— Given entries —
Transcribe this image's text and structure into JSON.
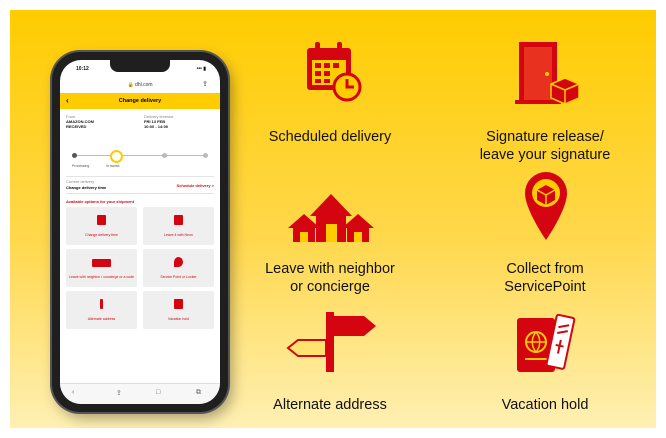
{
  "phone": {
    "status_time": "10:12",
    "status_signal": "••• ▮",
    "url": "🔒 dhl.com",
    "share_icon": "share-icon",
    "header_title": "Change delivery",
    "back_symbol": "‹",
    "from_label": "From",
    "from_value": "AMAZON.COM",
    "from_sub": "RECEIVED",
    "delivery_label": "Delivery timeslot",
    "delivery_value": "FRI 13 FEB",
    "delivery_sub": "10:00 - 14:00",
    "progress_labels": [
      "Processing",
      "In transit"
    ],
    "current_delivery_label": "Current delivery",
    "current_delivery_value": "Change delivery time",
    "current_delivery_link": "Schedule delivery >",
    "available_label": "Available options for your shipment",
    "tiles": [
      "Change delivery time",
      "Leave it with Neon",
      "Leave with neighbor / concierge or a code",
      "Service Point or Locker",
      "Alternate address",
      "Vacation hold"
    ],
    "nav": [
      "‹",
      "⇪",
      "□",
      "⧉"
    ]
  },
  "features": [
    {
      "icon": "calendar-clock-icon",
      "label": "Scheduled delivery"
    },
    {
      "icon": "door-parcel-icon",
      "label": "Signature release/\nleave your signature"
    },
    {
      "icon": "houses-icon",
      "label": "Leave with neighbor\nor concierge"
    },
    {
      "icon": "location-pin-parcel-icon",
      "label": "Collect from\nServicePoint"
    },
    {
      "icon": "signpost-icon",
      "label": "Alternate address"
    },
    {
      "icon": "passport-ticket-icon",
      "label": "Vacation hold"
    }
  ],
  "colors": {
    "accent": "#D40511",
    "brand_yellow": "#FFCC00"
  }
}
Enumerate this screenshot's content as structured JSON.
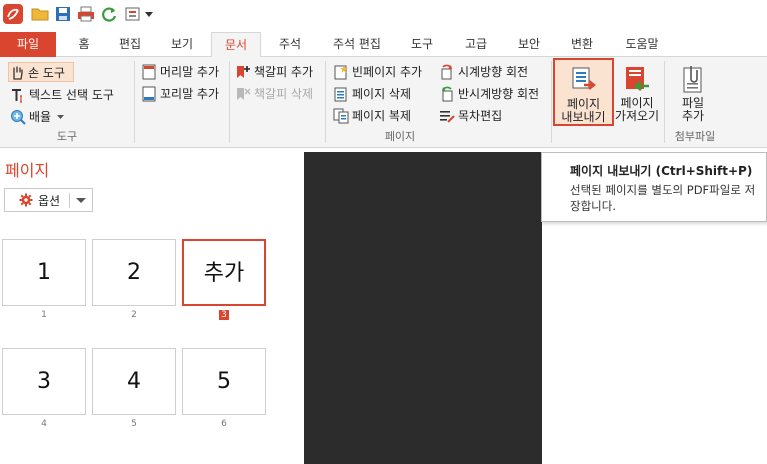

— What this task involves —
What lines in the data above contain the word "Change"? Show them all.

— Answer for this exercise —
    "header_title": "Change delivery",
    "current_delivery_value": "Change delivery time",
      "Change delivery time",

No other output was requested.